Christian Democratic Appeal
Leader: Sybrand van Haersma Buma
Christian Democratic Appeal (Christen-Democratisch Appèl – CDA) was founded in 1980 and it was the result of a merger between the Catholic People’s Party, the Anti Revolutionary Party and the Christian Historical Union. After the World War II CDA was the dominant party in Dutch political landscape and governments were formed through its cooperation with either the right or the left. In the general elections of 2010 the party lost half of its seats in the House of Representatives and during the elections of 2012 the losses continued. It is only the second time in its history that the party does not participate in the coalition government. CDA has supporters among Christians and Protestants and is stronger in the periphery than the big cities.
Leader: Alexander Pechtold
Democrats 66 (Democraten 66 – D66) is a social-liberal party with progressive characteristics. It was founded in 1966 by journalist Hans van Mierio and originates from dissident Democrats and intellectuals. The party supports democratic reform, human rights and equal society. Large fluctuations characterize the electoral history of the party.
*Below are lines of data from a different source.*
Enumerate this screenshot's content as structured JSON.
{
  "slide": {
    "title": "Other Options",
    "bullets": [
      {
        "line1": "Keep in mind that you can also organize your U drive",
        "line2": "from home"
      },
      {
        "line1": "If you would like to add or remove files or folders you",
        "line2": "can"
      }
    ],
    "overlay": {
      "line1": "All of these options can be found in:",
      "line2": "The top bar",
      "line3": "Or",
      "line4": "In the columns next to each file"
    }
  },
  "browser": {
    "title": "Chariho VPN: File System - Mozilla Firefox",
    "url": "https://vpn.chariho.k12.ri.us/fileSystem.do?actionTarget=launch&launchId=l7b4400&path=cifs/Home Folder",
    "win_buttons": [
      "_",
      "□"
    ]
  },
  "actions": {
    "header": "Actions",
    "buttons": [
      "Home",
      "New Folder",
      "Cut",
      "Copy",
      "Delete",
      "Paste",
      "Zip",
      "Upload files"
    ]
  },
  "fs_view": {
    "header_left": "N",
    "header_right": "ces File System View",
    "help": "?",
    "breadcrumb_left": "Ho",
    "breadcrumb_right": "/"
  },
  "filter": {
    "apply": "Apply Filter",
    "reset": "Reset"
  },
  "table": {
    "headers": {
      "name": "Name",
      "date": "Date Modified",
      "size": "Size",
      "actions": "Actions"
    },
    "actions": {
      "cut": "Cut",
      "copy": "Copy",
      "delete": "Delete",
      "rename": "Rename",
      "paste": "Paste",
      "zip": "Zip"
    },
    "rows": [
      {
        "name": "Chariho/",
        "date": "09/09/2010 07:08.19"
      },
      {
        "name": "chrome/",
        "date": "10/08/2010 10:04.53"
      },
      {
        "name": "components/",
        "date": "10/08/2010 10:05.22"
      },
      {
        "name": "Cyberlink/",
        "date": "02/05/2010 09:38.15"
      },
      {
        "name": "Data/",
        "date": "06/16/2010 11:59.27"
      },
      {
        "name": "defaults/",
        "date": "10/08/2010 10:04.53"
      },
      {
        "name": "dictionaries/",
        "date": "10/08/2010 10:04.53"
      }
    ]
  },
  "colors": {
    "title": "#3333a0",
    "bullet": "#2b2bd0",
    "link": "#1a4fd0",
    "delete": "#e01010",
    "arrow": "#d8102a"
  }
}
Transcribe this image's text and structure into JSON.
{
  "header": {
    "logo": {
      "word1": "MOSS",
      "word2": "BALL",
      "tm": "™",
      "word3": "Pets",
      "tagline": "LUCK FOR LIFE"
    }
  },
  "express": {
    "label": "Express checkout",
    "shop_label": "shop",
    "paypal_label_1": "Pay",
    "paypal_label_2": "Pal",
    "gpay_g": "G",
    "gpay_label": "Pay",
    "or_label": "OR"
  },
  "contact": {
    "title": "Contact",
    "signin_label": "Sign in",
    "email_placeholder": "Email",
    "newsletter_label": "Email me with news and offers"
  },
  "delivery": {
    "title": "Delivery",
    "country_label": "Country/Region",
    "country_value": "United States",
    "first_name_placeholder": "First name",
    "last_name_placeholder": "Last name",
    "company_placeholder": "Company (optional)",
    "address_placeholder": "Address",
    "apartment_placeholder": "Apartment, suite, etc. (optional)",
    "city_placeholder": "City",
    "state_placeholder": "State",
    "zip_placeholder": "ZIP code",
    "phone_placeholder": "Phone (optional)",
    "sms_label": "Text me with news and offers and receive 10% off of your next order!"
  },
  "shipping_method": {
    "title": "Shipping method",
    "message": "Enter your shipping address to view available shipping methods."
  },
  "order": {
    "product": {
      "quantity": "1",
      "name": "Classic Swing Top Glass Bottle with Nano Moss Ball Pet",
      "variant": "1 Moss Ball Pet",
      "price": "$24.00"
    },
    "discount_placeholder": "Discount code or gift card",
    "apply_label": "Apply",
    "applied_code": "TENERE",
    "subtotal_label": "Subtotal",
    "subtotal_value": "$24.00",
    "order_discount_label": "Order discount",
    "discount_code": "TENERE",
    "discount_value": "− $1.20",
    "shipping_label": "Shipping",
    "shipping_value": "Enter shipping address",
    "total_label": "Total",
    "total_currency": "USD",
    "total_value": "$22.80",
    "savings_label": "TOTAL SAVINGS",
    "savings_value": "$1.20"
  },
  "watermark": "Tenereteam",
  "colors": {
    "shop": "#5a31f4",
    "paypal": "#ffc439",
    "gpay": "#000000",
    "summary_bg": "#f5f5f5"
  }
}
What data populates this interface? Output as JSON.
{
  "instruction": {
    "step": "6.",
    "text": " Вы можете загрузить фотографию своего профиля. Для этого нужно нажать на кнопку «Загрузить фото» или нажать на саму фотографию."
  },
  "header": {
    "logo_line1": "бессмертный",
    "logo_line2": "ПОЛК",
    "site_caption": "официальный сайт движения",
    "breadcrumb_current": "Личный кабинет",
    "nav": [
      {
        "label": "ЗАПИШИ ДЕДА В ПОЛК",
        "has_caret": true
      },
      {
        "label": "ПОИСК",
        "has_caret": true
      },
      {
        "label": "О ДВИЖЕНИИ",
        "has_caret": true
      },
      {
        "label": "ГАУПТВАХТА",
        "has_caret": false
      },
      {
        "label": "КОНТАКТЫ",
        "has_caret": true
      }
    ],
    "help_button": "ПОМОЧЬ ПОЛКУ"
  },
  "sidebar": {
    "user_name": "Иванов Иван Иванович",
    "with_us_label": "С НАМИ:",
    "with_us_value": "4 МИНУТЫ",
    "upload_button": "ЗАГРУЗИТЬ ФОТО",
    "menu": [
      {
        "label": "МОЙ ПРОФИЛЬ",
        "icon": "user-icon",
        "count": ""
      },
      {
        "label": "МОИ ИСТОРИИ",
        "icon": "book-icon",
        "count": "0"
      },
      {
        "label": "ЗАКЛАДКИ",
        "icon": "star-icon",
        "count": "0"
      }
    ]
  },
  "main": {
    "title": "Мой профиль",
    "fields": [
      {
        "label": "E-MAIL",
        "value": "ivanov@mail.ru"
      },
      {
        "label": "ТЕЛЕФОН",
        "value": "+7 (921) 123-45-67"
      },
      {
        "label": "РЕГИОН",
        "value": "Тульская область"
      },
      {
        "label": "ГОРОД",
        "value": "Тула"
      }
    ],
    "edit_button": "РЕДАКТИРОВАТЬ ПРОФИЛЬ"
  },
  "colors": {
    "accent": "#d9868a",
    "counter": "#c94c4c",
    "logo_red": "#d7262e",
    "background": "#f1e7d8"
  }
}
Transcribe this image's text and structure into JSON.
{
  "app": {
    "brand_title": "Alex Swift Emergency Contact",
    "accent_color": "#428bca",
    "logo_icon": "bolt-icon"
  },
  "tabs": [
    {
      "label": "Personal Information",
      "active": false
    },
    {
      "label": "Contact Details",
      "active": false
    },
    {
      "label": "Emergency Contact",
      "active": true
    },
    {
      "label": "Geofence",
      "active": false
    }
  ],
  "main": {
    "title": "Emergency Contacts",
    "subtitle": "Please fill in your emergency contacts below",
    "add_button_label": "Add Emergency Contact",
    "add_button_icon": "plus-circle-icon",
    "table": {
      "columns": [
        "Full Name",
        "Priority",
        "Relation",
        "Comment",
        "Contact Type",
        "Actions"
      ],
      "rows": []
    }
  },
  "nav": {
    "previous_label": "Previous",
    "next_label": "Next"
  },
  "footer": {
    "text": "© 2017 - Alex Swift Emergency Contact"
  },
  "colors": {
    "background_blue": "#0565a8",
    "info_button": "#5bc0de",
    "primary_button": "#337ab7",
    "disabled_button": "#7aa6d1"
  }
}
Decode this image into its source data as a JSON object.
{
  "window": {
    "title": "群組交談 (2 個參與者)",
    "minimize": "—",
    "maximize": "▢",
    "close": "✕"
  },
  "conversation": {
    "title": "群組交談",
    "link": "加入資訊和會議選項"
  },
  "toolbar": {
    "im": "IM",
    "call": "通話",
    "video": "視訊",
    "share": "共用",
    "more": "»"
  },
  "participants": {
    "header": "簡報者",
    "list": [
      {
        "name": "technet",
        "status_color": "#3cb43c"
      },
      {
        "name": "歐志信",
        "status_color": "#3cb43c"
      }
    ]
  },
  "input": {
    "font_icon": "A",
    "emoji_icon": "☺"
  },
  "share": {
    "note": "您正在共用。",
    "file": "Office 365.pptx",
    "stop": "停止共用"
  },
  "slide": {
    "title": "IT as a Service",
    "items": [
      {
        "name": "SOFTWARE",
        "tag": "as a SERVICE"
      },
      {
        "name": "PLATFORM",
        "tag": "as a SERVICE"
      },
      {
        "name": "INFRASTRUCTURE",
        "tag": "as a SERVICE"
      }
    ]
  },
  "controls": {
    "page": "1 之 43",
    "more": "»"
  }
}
In general elections of 1967 the party entered the parliament and has participated in government coalitions since 1973. During the last elections D66 has increased its representation in the House of Deputies.
Sources: The Dutch House of Representatives, European Election Database, Political Data Yearbook, Wikipedia.